     I haven’t looked back at the management transition at the time, but I will surmise that the C-suite that remained was largely Chase in their experience. This also points to the purchase having been by Chase of Chemical.
     Thank you and I am happy to discuss this further.  
     * Ms. Smith served as a Risk Specialist at Office of the Comptroller of the Currency from 2005 to 2016.
Reply from Don Layton: In practical and people terms, the transaction was a purchase of Chase by the new Chemical: the CEO of Chemical stayed as the ongoing CEO of the combined company, the CEO of Chase (Tom Labrecque) was not promised CEO (and indeed retired without becoming it); culturally, as I stated, it was pursued more as a merger-of-equals (best of both) than a classic take-over. The writer's "surmise" that the C-suite was largely Chase in their experience is completely inaccurate. Top management was, in the best-of-both manner, a mix of executives from the two companies, but with Chemical having  the upper hand via the CEO position; after things shook out over the next several years, top management did become somewhat more Chemical-dominated (supplemented by key outside hires), with few from heritage Chase.  
     In technical legal terms, i.e. which corporate or bank charters survived, that was handled by lawyers, and I do not even recall which did, as it was of so little impact.
From Ken Jablon: On the Consumer side of the merged bank, the lending services went to Chase executives and the branch, and deposit services went to Chemical executives (mostly heritage Manny Hanny individuals). I am not familiar with what happened on the wholesale part of the merged bank.

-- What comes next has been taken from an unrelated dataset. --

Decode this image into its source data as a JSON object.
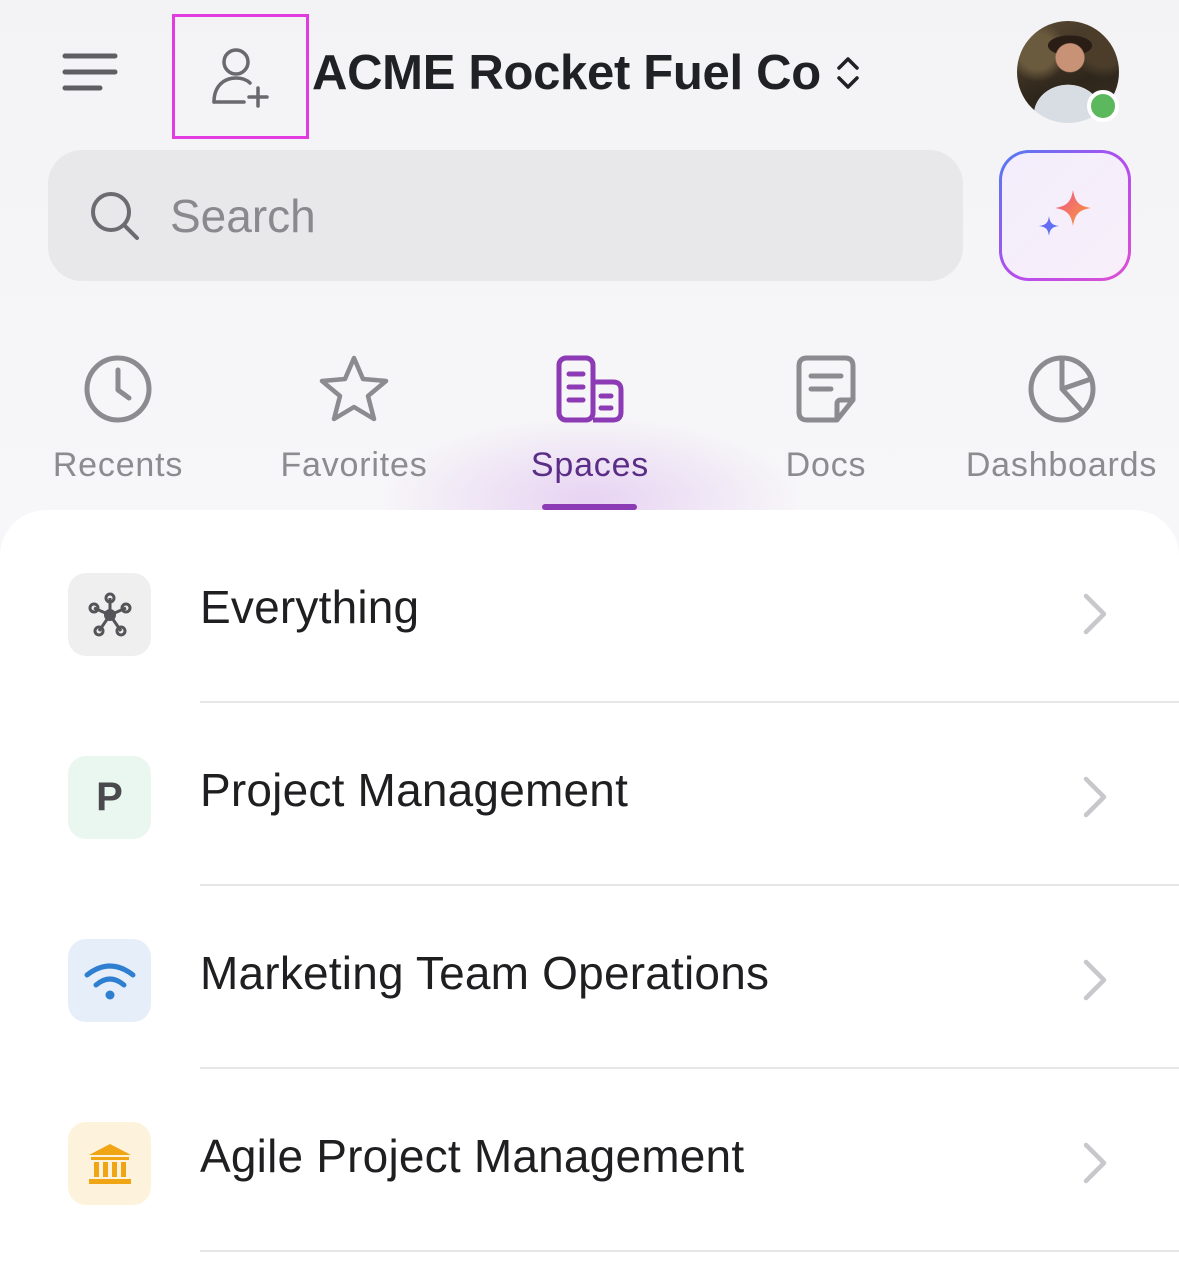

From Ron Mayer (attorney in Chase's Legal Department at time of the merger): Both Chemical Banking Corporation and Chemical Bank were the surviving legal entities in the merger–a legal point without much significance.

     While saying that Chemical bought Chase (which I often do) is an overstatement, it does reflect the fact that Chemical was the dominant party. Shipley was chairman.  Chemical insiders had three directors (Shipley, Harrison, Miller), Chase had two (Labrecque and Kruse). Most importantly, Chemical management knew what it was doing with organizing a merger. They created the various systems that controlled the merger process, while we Chase folks just looked on.  

     When the Chase pension plan was eliminated in the late 1980s it was replaced with a defined contribution plan, not a 401k.